Students with Disabilities The Americans with Disabilities Act (ADA) is a federal anti-discrimination statute that provides comprehensive civil rights protection for persons with disabilities. Among other things, this legislation requires that all students with disabilities be guaranteed a learning environment that provides for reasonable accommodation of their disabilities. If you believe you have a disability requiring an accommodation, please contact the Disability Support Services in Room 168 of the Clark Student Center, 397-4140.

Safe Zones Statement The professor considers this classroom to be a place where you will be treated with respect as a human being - regardless of gender, race, ethnicity, national origin, religious affiliation, sexual orientation, political beliefs, age, or ability. Additionally, diversity of thought is appreciated and encouraged, provided you can agree to disagree. It is the professor's expectation that ALL students consider the classroom a safe environment.

Contacting your Instructor All instructors in the Department have voicemail in their offices and MWSU e-mail addresses. Make sure you add your instructor's phone number and e-mail address to both email and cell phone lists of contacts.

Attendance Requirements

2014-2016 Midwestern State University Undergraduate Catalog

Class Attendance. "Students are expected to attend all meetings of the classes in which they are enrolled...  A student with excessive absences may be dropped from the course by the instructor."  (Read the intervening part in the MSU Undergraduate Catalog on-line)


 Note: If a justifiable or authorized absence should occur, it is the responsibility of the student to make up all work missed.  If a student misses a scheduled exam, he/she must be prepared to take the test immediately upon returning to class, or else no makeup will be given and the grade on the exam will be a zero. If a student knows in advance that he/she will miss an exam, every effort should be made to notify the instructor of this situation prior to the exam.  An "absence" is defined as not being physically present in the classroom for the entire period.  A student who comes in late or leaves early may be counted absent for the class period.



Other Policies


Electronic Communication During Class:  Students may not use cell phones, computers, ipads, tablets  or other electronic devices to communicate with other individuals inside or outside of the classroom.  

Any student found using any device other than a calculator during a test will be considered to be cheating, and will be subject to receiving a zero on the assignment.  Cell phones are not acceptable for calculators on exams.

Students may use cell phones or cameras to copy material on the board, but electronic communication during class is not permitted. 

Students may use personal computers to take notes during class, but again, communication with other people, surfing the web, playing games, or working on assignments for other classes is not permitted during this class.  At the teacher's sole discretion, a device capable of electronic communication may be confiscated for the remainder of the class period.

Entering the class late or leaving the class early is a disturbance to the other students and to the teacher.    Each student is expected to treat the other students and the teacher with respect.  Any student who is being disruptive to the class may be asked to leave the classroom and will be counted absent for that day.

Writing Proficiency Requirement All students seeking a Bachelor's degree from Midwestern State University must satisfy a writing proficiency requirement once they've 1) passed English 1113 and English 1123 and 2) earned 60 hours.
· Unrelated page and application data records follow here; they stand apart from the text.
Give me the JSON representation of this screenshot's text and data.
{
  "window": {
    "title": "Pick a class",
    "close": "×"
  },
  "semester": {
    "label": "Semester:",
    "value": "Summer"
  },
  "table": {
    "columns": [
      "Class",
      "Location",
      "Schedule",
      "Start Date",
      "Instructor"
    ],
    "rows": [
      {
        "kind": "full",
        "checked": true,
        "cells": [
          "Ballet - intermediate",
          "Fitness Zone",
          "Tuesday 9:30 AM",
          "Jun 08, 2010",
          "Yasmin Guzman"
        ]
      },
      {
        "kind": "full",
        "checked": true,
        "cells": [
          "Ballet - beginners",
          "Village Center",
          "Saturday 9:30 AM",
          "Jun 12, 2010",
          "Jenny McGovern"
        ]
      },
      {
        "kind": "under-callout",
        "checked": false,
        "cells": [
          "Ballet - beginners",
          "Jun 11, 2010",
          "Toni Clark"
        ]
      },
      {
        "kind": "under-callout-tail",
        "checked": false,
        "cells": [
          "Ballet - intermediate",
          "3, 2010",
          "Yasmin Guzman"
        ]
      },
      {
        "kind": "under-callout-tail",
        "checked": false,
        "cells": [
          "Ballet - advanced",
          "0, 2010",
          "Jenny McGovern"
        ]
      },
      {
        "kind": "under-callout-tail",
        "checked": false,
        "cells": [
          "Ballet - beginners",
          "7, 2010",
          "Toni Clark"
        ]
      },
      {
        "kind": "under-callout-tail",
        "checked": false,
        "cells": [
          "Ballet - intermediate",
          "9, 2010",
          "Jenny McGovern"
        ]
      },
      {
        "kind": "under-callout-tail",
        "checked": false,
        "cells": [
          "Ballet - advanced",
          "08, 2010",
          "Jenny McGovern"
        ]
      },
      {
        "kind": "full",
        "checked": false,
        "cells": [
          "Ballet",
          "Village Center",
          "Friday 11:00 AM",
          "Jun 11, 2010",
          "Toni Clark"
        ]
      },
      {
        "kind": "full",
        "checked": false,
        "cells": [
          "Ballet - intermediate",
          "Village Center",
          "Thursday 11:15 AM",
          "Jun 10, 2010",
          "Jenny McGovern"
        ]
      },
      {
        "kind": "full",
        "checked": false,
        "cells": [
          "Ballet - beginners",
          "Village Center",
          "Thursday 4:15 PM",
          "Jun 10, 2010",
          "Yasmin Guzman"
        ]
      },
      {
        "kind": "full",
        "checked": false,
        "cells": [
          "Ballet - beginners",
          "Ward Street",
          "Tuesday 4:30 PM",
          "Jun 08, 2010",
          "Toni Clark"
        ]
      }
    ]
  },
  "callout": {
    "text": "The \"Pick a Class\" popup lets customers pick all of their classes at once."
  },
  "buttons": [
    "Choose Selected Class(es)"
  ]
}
You may meet this requirement by passing either the Writing Proficiency Exam or English 2113. Please keep in mind that, once you've earned over 90 hours, you lose the opportunity to take the $25 exam and have no option but to enroll in the three-credit hour course. If you have any questions about the exam, visit the Writing Proficiency Office website at, or call 397-4131.